We can leverage that to provide a better experience for those players. We can really make that a calling card for Betfred, because we are finding something there.

Bennett points out that customer service is almost last in terms of what a prospective customer looks for in choosing a sportsbook, and that those tangible rewards are also an easier sell than customer service. “It doesn’t pop” is an acquisition hook.

Bonusing will still have a role to play in getting a player to give Betfred a try. That will allow them to analyse the individual’s behavior, deploy that level of customer service with a dedicated account manager, and cultivate them into a high value player.

The state of Iowa can be seen on the horizon

The business has recently migrated its Iowa sportsbook from Sportradar’s Optima to OpenBet in order to compete in the market with other states.

It is getting ready for a concerted marketing push around the start of the football season.
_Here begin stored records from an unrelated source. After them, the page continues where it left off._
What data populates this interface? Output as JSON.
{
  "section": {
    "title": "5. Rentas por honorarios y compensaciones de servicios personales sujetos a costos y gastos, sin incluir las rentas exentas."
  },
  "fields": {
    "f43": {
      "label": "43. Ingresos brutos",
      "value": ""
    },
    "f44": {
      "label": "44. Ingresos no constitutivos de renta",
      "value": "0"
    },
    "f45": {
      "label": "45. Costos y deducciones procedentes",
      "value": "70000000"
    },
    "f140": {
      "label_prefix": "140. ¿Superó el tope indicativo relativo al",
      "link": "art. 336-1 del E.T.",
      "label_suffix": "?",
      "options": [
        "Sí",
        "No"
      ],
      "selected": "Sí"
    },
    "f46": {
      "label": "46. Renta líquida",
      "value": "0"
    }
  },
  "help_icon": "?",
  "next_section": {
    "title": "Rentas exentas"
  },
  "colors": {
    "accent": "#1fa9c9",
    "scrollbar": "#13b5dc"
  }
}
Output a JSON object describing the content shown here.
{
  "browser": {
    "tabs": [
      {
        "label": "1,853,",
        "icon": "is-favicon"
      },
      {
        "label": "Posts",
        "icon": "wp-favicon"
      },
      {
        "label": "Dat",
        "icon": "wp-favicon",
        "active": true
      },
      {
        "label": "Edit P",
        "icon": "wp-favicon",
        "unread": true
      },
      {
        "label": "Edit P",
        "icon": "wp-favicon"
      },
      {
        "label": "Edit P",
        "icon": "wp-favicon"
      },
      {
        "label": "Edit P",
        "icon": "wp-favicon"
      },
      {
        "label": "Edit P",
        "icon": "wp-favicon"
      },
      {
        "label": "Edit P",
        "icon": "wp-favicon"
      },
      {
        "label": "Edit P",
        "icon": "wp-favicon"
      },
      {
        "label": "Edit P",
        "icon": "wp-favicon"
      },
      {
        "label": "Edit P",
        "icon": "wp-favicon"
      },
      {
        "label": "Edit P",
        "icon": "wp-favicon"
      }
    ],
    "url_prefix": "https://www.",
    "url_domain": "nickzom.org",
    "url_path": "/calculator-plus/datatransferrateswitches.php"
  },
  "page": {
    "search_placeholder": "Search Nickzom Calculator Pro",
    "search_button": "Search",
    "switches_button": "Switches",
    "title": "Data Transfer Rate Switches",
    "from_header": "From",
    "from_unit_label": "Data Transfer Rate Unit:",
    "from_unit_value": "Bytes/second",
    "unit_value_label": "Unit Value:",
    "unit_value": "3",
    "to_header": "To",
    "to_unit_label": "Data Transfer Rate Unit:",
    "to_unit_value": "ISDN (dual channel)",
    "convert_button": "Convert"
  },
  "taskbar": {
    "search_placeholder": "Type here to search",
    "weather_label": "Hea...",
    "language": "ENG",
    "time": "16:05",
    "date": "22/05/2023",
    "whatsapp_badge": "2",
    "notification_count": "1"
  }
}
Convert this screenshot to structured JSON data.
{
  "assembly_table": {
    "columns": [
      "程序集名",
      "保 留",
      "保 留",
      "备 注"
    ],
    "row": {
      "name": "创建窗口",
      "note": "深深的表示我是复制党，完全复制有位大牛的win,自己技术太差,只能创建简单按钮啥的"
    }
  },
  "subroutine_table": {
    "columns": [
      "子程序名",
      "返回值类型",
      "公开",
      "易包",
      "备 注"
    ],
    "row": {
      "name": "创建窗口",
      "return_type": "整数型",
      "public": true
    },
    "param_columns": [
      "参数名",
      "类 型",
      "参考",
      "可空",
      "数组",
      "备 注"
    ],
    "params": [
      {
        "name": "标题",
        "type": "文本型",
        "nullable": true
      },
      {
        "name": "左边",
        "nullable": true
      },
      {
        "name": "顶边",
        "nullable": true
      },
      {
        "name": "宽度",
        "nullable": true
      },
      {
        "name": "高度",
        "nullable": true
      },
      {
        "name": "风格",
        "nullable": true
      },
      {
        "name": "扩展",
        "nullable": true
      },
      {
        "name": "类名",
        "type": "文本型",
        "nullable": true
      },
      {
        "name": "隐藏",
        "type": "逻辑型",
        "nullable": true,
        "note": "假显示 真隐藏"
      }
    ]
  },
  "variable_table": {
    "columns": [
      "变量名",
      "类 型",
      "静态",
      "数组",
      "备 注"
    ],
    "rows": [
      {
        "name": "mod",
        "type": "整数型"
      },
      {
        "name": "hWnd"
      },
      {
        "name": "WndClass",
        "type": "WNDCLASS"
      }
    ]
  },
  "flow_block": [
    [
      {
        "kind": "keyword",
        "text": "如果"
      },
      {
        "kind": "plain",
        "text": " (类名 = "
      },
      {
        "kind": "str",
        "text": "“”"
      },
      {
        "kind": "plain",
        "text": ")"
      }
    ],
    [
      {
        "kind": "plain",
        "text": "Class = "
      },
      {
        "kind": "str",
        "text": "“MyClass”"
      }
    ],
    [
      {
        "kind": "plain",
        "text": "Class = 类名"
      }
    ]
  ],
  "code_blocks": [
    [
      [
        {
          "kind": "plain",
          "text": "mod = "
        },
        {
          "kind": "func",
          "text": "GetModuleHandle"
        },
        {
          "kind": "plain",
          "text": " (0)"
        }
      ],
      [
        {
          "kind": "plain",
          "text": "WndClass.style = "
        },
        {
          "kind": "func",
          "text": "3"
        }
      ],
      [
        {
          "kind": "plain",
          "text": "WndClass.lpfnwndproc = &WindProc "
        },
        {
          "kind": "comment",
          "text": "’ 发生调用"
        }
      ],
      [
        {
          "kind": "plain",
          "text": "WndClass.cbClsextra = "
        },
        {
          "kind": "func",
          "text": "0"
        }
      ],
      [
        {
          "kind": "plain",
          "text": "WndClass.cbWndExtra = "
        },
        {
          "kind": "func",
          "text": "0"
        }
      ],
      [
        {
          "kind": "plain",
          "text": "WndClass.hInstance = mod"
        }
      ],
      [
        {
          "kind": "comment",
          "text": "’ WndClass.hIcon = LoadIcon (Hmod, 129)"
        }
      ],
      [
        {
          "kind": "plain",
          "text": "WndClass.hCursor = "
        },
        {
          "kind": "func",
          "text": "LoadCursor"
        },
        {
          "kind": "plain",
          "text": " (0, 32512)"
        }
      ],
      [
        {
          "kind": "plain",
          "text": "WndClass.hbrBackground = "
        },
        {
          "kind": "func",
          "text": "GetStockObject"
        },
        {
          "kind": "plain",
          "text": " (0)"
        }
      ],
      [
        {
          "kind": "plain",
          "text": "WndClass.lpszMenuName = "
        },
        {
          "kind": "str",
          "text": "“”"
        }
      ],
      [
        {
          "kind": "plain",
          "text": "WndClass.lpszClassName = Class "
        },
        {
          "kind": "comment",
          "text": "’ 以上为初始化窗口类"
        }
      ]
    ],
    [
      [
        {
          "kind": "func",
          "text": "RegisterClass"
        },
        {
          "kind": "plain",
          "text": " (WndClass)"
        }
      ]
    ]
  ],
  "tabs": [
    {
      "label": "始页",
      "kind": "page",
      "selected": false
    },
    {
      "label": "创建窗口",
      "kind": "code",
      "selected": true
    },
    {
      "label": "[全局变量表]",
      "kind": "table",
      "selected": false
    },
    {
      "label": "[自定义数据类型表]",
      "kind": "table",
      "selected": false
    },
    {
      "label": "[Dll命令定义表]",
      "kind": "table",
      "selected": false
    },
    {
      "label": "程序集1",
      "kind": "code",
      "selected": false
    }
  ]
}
We have never really done much in marketing in Iowa, so we are looking forward to this football season.

In our casino in the northwest corner of Iowa, we do well, but we were never competitive online. It has been a long time since we gave it a try online.

Betfred started out as a betting shop chain in England before branching out into an online operation. Bennett admits that the real success in the US has to come online.

Most of its business comes from South Dakota, he says, pointing out that its location means most of its business comes from the area. They are at the casino by the time they drive across the border.

For specific circumstances retail can be very successful, and we like having that anchor point. It is great for branding, great for customer experience, and we are able to do a lot of things with the location there. We are aware that the real success is going to come from online.

Bennett knows a thing or two about avoiding 800lb gorillas in the social casino sector, and he brings that experience to Betfred’s push for a position in the market.

Summary:

The sports betting industry is very similar to the social casino industry, according to Bryan Bennett, Chief Operating Officer of Betfred USA Sports. “I’m back in a position where I’m fighting somewhere like Churchill Downs on a regular basis, which is very similar to the way the social casino market played out,” he said. Bennett was hired by Betfred USA Sports in 2019.